> [Try it] Within the data that follows, how many lines contain the word "children"? Reply with only the number.

━━━ Given records

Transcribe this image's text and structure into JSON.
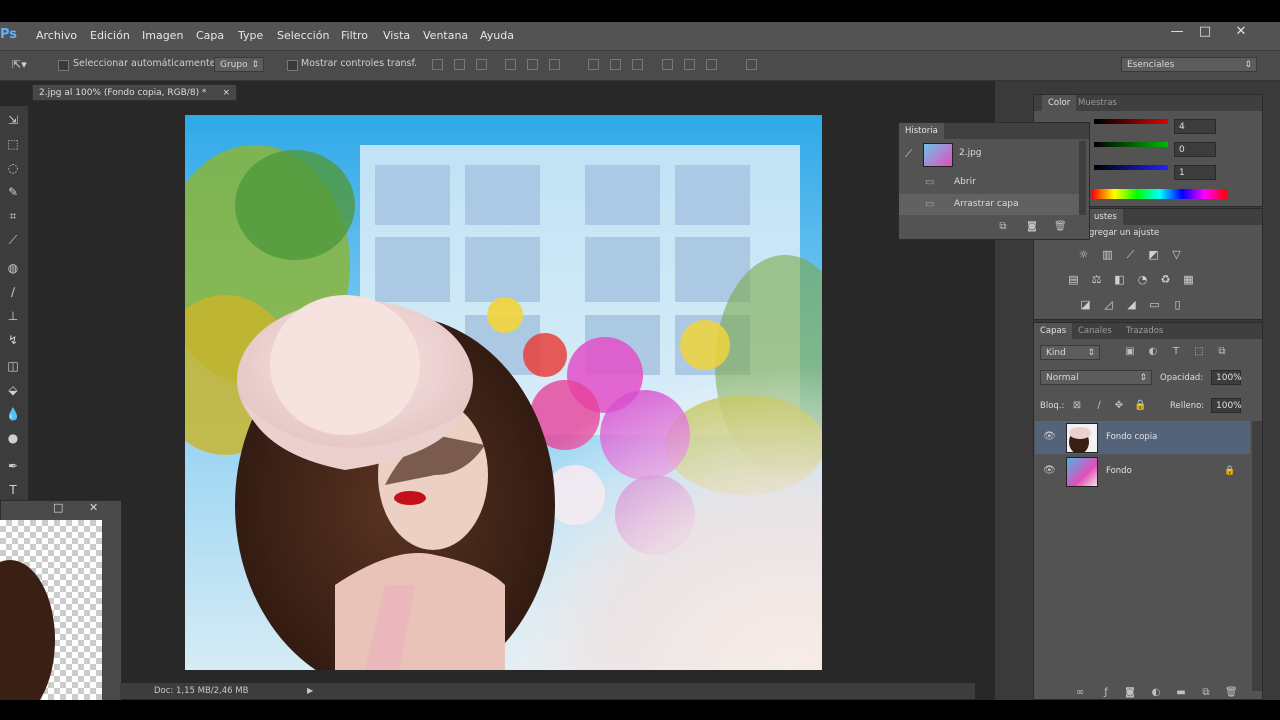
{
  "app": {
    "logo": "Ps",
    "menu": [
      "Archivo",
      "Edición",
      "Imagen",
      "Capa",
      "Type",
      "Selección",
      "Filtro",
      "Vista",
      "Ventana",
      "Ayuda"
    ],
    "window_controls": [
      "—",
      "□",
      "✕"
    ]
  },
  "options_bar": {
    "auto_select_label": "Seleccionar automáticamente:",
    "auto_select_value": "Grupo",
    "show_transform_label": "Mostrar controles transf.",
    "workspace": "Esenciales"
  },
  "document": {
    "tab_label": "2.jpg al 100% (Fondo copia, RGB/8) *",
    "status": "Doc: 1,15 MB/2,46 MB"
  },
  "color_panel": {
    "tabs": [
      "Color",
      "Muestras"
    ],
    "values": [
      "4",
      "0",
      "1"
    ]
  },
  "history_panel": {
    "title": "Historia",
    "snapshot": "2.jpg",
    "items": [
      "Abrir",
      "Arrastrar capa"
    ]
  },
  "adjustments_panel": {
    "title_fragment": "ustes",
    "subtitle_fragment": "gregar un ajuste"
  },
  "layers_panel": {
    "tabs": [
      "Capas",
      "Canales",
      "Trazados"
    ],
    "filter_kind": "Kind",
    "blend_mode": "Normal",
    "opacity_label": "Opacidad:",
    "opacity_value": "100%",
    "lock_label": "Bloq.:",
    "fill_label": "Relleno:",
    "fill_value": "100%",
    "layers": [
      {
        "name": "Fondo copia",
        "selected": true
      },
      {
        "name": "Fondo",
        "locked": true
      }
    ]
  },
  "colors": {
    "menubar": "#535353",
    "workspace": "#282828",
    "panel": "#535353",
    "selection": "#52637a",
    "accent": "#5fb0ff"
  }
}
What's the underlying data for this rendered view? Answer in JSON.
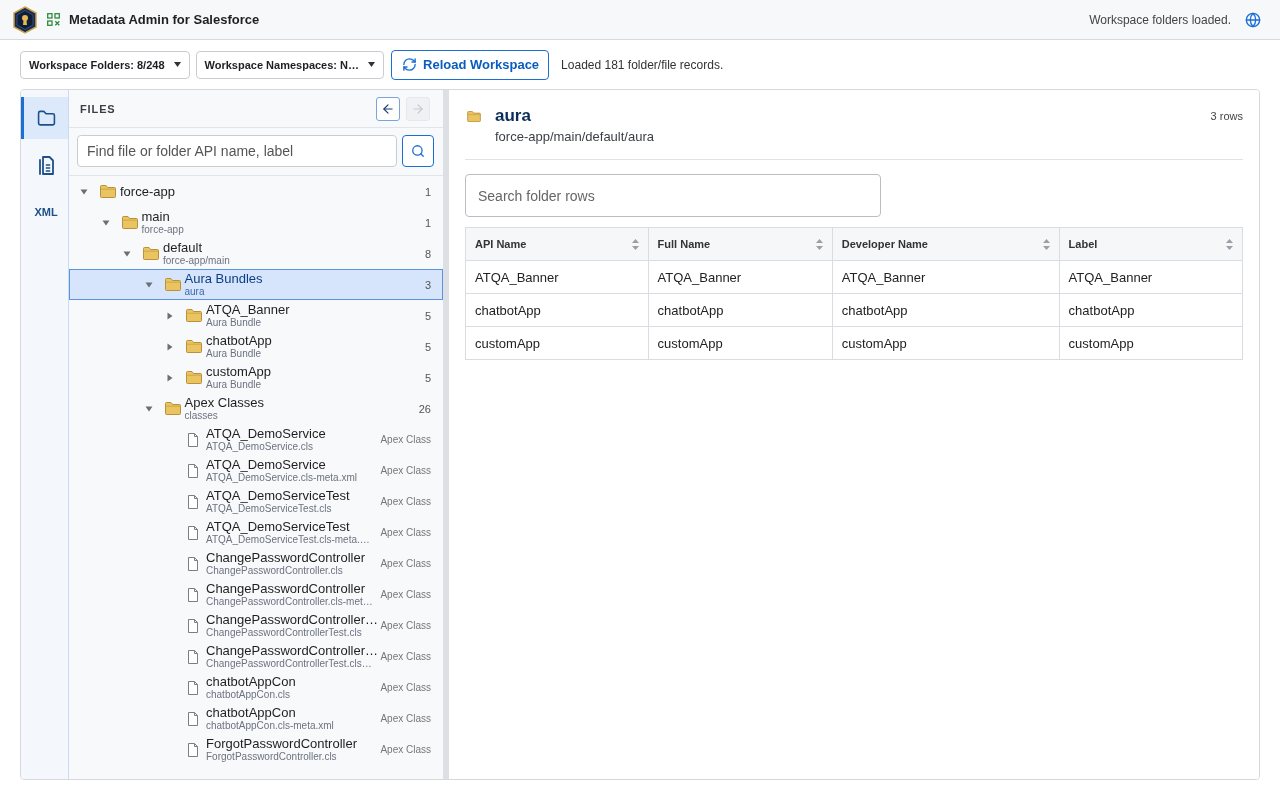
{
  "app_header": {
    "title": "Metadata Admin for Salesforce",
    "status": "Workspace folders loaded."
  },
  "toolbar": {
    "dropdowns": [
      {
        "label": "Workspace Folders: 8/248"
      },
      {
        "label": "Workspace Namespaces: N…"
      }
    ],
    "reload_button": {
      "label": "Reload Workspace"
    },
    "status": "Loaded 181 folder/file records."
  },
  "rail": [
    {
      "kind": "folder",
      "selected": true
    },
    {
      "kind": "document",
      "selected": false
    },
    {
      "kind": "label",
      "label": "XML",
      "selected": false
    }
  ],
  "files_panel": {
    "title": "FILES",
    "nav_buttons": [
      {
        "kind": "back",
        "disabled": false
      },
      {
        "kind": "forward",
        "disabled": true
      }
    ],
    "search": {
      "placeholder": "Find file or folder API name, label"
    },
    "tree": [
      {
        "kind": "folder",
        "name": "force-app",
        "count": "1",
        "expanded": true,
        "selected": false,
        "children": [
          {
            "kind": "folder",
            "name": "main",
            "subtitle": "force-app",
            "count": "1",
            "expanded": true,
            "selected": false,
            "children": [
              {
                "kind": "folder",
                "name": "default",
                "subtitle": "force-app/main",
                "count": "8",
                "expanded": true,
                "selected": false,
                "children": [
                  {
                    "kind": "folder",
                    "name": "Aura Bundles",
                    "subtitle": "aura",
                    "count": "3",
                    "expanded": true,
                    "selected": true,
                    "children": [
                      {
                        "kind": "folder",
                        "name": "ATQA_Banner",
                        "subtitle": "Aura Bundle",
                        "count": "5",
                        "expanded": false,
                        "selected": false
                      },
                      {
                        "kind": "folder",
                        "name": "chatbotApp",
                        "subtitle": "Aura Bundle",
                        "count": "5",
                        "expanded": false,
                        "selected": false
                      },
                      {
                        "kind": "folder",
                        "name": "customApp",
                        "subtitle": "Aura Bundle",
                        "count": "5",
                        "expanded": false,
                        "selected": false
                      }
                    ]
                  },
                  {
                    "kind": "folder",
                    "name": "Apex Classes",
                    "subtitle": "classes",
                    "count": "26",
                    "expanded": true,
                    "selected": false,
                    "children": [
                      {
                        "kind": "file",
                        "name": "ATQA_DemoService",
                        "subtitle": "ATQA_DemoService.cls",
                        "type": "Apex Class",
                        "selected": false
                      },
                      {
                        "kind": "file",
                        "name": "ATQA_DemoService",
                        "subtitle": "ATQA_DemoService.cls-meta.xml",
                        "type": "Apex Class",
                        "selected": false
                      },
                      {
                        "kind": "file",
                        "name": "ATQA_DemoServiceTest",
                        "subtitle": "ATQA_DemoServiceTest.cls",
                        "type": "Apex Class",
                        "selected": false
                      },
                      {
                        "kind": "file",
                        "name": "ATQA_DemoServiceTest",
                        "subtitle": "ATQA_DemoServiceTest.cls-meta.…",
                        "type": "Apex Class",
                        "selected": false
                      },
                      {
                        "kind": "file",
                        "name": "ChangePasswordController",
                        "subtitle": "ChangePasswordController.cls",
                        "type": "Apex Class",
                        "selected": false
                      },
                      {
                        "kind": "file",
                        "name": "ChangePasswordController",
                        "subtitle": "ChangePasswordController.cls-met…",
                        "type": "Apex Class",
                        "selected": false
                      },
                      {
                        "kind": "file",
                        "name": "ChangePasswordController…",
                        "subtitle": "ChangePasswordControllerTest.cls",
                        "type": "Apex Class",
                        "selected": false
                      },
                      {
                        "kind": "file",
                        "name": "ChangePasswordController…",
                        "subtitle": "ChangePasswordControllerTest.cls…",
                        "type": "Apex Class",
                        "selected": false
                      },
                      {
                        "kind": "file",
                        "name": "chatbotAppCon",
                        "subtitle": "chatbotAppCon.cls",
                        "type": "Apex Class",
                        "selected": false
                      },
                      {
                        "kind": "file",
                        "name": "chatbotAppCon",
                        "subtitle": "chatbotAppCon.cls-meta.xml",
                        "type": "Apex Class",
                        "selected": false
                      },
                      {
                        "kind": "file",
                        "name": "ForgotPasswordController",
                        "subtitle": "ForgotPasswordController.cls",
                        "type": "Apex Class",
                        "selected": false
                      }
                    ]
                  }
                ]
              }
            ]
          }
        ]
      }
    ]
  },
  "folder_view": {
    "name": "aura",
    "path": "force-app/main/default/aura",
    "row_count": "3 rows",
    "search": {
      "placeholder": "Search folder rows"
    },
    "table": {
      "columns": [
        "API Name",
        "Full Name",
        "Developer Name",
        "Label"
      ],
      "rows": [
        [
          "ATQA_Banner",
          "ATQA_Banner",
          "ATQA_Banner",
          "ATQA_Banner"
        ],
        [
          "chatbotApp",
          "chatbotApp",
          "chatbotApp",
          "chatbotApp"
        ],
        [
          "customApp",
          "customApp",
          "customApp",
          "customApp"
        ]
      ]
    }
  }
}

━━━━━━

> [Written response] 5